Absurdistan is the story of Misha Boisovich Vainberg, a.k.a., Snack Daddy, the son of the 1.238th richest man in Russia, his Khui (pecker) and his odyssey to reclaim his cuero, Rouenna, in the Bronx. The problem is, that although Misha is an avowed Amero-phile with a degree in Multi-Cultural Studies from the Midwest’s Accidental College, the gangster-like activities of Beloved Papa have convinced the wise generals of the INS to bar Misha’s reentry into the United States. But now that rival gangsters have tossed a landmine into beloved Papa’s SUV on St. Petersburg’s Palace Bridge, thereby making Misha an only child orphan, the time to get out of Russia is now. Dubious official connections set his journey in motion by directing him to the former Caspian soviet of Absurdistan in pursuit of a forged Belgian passport.

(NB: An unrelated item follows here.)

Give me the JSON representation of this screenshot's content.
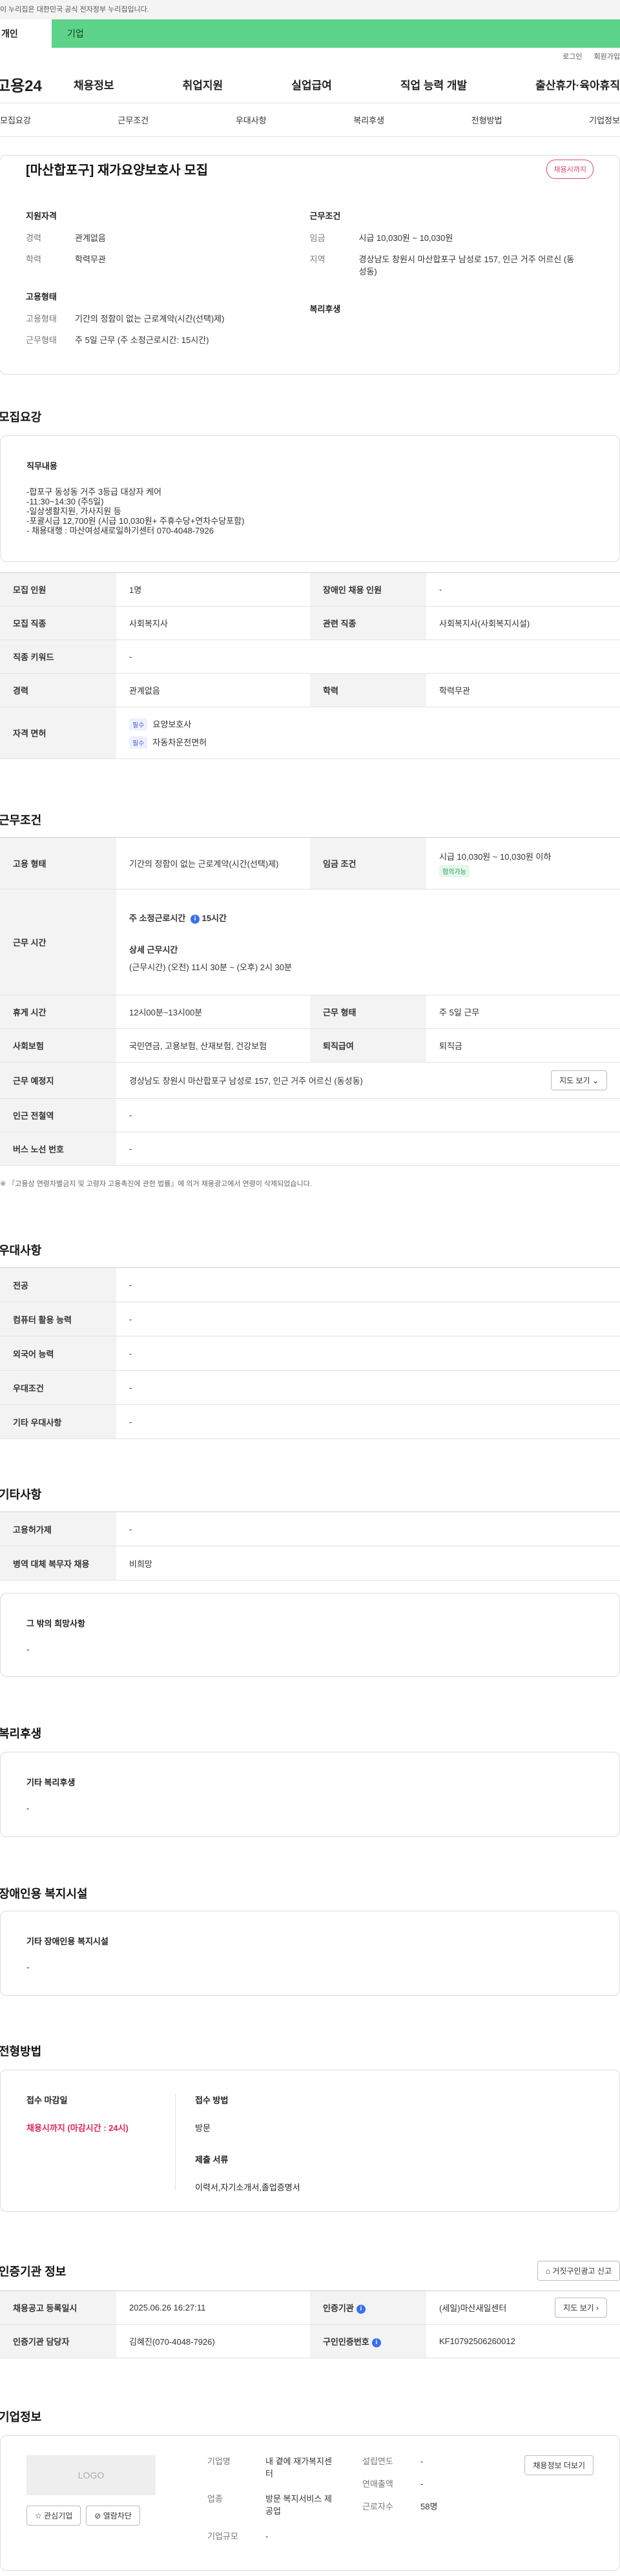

Throwing off its Russian yoke, arrival in Absurdistan allows the book’s comic absurdities to level up. Ridiculous ethnic tensions, natural resource-swindling multinational corporations and a scripted civil war starved for CNN’s attention provide an entertaining backdrop for Misha’s escape. Turns out that Beloved Papa is a legend in Absurdistan for selling an 800-kilogram screw to Halliburton subsidiary, KBR, and is the longtime benefactor of Absurdistan’s Mountain Jews. Consequently, Misha is appointed Commissar of Multicultural Affairs and asked to speak to Israel about getting some better news coverage and post-war development funds. Though naturally indolent, e.g., his hero is Goncherov’s Oblomov, Misha springs into action by drafting a grant proposal for the Institute for Caspian Holocaust Studies. A 5-page crescendo of the absurd.
Does Misha make it to NYC? Who cares, the book is a roll. Gary Shteyngart really channels John Kennedy Toole in this one. It’s a slow starter, but gets real funny about a third of the way through.